    20. 如果你已經採用了 TFS 專案一段時間了, 看到這些豐富的 動態報表之後, 你應該想要" 知道更多 "; 最近整理了一系列資料, 累積一段時間後. 在這裡重新整理了一次 所有 Wharehose

    21. Buck Hodges says:

      I don’t often post about reporting. My last post was about sample reports for TFS from a year ago. If

    22. I don't often post about reporting. My last post was about sample reports for TFS from a year ago

    23. Luis Fraile says:

      No es algo sobre lo que yo lea mucho la verdad, pero he visto un artículo bastante interesante de Buck

    24. As the multitude of companies adopting TFS continues to grow, I’m getting more and more questions around

    25. Welcome! I thought that I would kick this blog off with a list of some good resources for learning about

    26. Dating says:

      The initial learning curve for the TFS Cube is pretty steep. It is quite overwhelming to figure out the relationships between the large number of dimensions and measure groups in the TFS cube at first. In this blog entry I will explain some of the mos

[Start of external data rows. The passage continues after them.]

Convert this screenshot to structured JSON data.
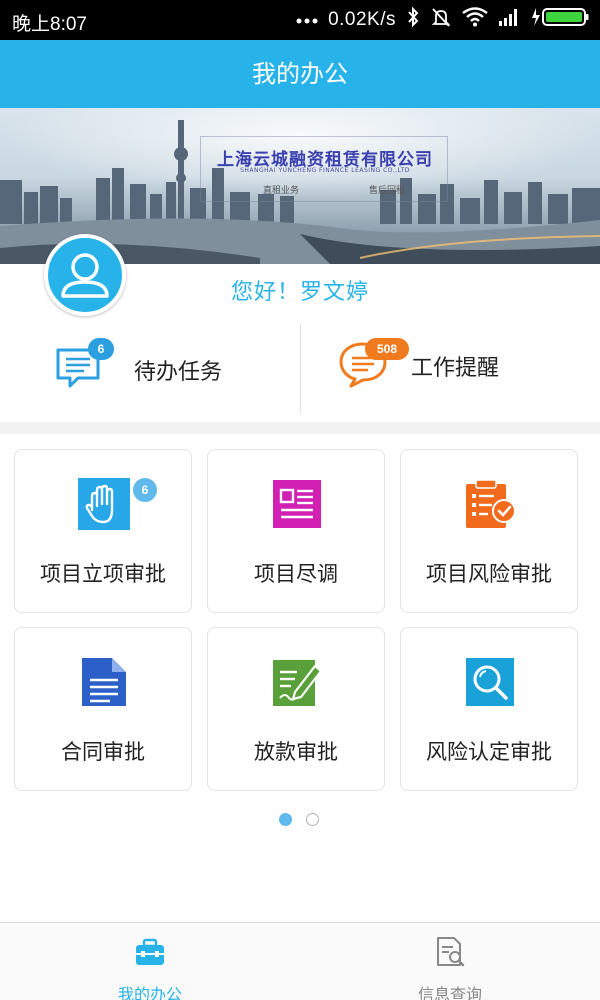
{
  "status_bar": {
    "time": "晚上8:07",
    "network_speed": "0.02K/s",
    "icons": [
      "more-dots-icon",
      "bluetooth-icon",
      "mute-icon",
      "wifi-icon",
      "signal-icon",
      "battery-charging-icon"
    ]
  },
  "header": {
    "title": "我的办公"
  },
  "banner": {
    "company_name": "上海云城融资租赁有限公司",
    "company_name_en": "SHANGHAI YUNCHENG FINANCE LEASING CO.,LTD",
    "tags": [
      "直租业务",
      "售后回租"
    ]
  },
  "user": {
    "greeting": "您好！罗文婷",
    "avatar_icon": "user-avatar-icon"
  },
  "quick_tasks": [
    {
      "label": "待办任务",
      "badge": "6",
      "icon": "chat-list-icon",
      "color": "#2b9fe0"
    },
    {
      "label": "工作提醒",
      "badge": "508",
      "icon": "chat-bubble-icon",
      "color": "#f07b1f"
    }
  ],
  "grid": [
    {
      "label": "项目立项审批",
      "icon": "hand-icon",
      "badge": "6",
      "color": "#27a7e8"
    },
    {
      "label": "项目尽调",
      "icon": "document-lines-icon",
      "color": "#d21fb4"
    },
    {
      "label": "项目风险审批",
      "icon": "clipboard-check-icon",
      "color": "#f26a1b"
    },
    {
      "label": "合同审批",
      "icon": "contract-document-icon",
      "color": "#2d5fc9"
    },
    {
      "label": "放款审批",
      "icon": "edit-note-icon",
      "color": "#5aa03a"
    },
    {
      "label": "风险认定审批",
      "icon": "magnifier-icon",
      "color": "#1aa1d8"
    }
  ],
  "pager": {
    "pages": 2,
    "current": 1
  },
  "bottom_nav": [
    {
      "label": "我的办公",
      "icon": "briefcase-icon",
      "active": true,
      "color": "#27b3ea"
    },
    {
      "label": "信息查询",
      "icon": "document-search-icon",
      "active": false,
      "color": "#888888"
    }
  ]
}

    27. Here are some notes and a list of questions and answers regarding the TFS Reporting architecture. I gave

    28. We just finished our first real sprint using TFS, Excel, and the Agile process. One of the things that

    29. Weddings says:

      The initial learning curve for the TFS Cube is pretty steep. It is quite overwhelming to figure out the relationships between the large number of dimensions and measure groups in the TFS cube at first. In this blog entry I will explain some of the mos

    30. Järgnev on väärtuslik informatsioon, juhul kui kasutate Team Foundation Server 2008 -t ja olete mõelnud

    31. Хотя я уже довольно много времени занимаюсь TFS, его хранилище данных и создание собственных отчетов

    32. Occasionally I get asked how to create custom reports and modify the existing reports in TFS. First,

    33. bayrak says:

      Introducing such a topic you’d like to congratulate you’ve let us know. Have good work

    34. Dev Gadre says:

      Fantastic… keep it up jimmy… we badly need such posts for TFS.

    35. Sanyam Kulsh says:

      Hi,

      i am not getting

      Current Work Item

      Work Item History cube  can anyone tell me how to get these two cube

    36. anon says:

      Any update for TFS 2012 using Scrum Template?

    37. Christophe says:

      Comment from year 2015: Please *never* delete this article 😀

    38. Phill says:

      Good document does anyone have any further links discussing some of the newer features in TFS 2015 ?